Please report, as a single number with no other text, how many lines of the listing contain "Enter".
..............................
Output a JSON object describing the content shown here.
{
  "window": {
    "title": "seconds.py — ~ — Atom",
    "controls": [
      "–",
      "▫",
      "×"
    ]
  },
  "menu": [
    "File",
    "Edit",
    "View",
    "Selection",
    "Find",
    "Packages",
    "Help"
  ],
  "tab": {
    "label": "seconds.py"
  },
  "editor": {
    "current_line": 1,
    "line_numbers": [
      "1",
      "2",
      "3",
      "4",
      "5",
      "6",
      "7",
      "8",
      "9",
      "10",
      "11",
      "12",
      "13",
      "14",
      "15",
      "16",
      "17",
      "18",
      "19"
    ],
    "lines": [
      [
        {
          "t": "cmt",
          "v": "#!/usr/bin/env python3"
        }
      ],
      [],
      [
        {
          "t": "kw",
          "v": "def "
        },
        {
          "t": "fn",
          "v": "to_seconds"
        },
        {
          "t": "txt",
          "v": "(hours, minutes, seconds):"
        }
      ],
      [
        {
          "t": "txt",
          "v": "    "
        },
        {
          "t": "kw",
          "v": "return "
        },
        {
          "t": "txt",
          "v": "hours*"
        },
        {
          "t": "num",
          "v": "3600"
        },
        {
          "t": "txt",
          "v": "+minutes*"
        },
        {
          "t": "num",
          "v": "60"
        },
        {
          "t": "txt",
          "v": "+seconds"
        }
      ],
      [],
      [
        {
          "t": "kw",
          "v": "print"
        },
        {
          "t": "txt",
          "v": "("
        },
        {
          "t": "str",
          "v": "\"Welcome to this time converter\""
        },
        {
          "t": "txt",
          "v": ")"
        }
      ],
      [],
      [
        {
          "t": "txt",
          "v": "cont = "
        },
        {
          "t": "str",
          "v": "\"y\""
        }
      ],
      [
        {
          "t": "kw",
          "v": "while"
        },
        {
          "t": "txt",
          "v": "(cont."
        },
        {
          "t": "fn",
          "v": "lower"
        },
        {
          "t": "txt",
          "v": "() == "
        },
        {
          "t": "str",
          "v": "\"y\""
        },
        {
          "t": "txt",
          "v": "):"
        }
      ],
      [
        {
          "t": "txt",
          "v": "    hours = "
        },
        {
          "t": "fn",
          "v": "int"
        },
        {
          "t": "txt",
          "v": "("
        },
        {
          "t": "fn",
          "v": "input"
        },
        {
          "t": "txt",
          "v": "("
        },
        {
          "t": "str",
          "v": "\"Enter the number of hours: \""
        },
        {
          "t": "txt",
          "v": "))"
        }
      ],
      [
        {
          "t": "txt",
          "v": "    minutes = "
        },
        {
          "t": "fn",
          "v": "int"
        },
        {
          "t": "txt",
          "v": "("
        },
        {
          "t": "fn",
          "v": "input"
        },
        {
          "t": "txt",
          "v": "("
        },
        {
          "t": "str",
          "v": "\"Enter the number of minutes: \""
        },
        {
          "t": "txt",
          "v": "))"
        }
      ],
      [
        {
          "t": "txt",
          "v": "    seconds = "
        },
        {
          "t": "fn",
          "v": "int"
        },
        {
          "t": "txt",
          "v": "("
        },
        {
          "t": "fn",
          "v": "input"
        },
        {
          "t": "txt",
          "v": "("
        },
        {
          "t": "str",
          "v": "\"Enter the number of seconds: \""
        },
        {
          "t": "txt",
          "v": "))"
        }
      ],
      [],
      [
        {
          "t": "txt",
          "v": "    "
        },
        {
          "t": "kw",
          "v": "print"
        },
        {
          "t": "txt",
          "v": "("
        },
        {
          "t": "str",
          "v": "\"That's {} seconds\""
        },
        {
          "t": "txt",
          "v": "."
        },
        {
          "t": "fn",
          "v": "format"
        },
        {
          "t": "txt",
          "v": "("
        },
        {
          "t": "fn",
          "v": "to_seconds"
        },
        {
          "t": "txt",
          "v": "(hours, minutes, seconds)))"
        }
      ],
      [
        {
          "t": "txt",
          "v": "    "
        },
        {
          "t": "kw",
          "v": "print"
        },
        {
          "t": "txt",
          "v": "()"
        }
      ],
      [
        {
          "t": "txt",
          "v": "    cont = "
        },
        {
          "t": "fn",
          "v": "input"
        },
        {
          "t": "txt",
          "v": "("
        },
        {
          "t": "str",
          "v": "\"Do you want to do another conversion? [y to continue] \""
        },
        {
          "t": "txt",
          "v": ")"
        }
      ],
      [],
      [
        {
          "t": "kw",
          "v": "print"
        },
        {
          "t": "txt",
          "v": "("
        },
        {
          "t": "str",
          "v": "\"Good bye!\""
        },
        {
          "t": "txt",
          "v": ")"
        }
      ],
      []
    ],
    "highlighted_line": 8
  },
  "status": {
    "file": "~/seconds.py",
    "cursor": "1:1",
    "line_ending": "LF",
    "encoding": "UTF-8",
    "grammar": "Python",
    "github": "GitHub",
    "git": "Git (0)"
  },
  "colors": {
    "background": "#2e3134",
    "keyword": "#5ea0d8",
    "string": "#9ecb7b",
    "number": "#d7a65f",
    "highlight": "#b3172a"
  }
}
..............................
*EXERCISE RESPONSE*
3